(Dataset rows describing interfaces)
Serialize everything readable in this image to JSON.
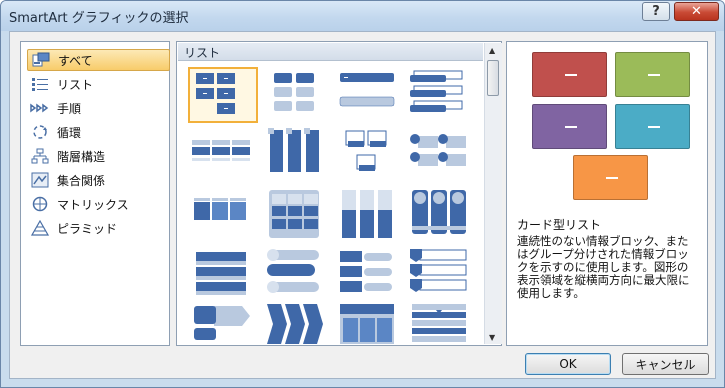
{
  "window": {
    "title": "SmartArt グラフィックの選択",
    "help_icon": "?",
    "close_icon": "✕"
  },
  "categories": [
    {
      "label": "すべて",
      "icon": "all-icon",
      "selected": true
    },
    {
      "label": "リスト",
      "icon": "list-icon"
    },
    {
      "label": "手順",
      "icon": "process-icon"
    },
    {
      "label": "循環",
      "icon": "cycle-icon"
    },
    {
      "label": "階層構造",
      "icon": "hierarchy-icon"
    },
    {
      "label": "集合関係",
      "icon": "relationship-icon"
    },
    {
      "label": "マトリックス",
      "icon": "matrix-icon"
    },
    {
      "label": "ピラミッド",
      "icon": "pyramid-icon"
    }
  ],
  "gallery": {
    "header": "リスト",
    "selected_index": 0
  },
  "preview": {
    "title": "カード型リスト",
    "description": "連続性のない情報ブロック、またはグループ分けされた情報ブロックを示すのに使用します。図形の表示領域を縦横両方向に最大限に使用します。",
    "colors": [
      "#c0504d",
      "#9bbb59",
      "#8064a2",
      "#4bacc6",
      "#f79646"
    ]
  },
  "buttons": {
    "ok": "OK",
    "cancel": "キャンセル"
  },
  "colors": {
    "accent": "#3f68a8",
    "light": "#b9c9df",
    "selection": "#f2b03a"
  }
}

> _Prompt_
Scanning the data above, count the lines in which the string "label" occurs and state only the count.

> _Output of the exercise_
8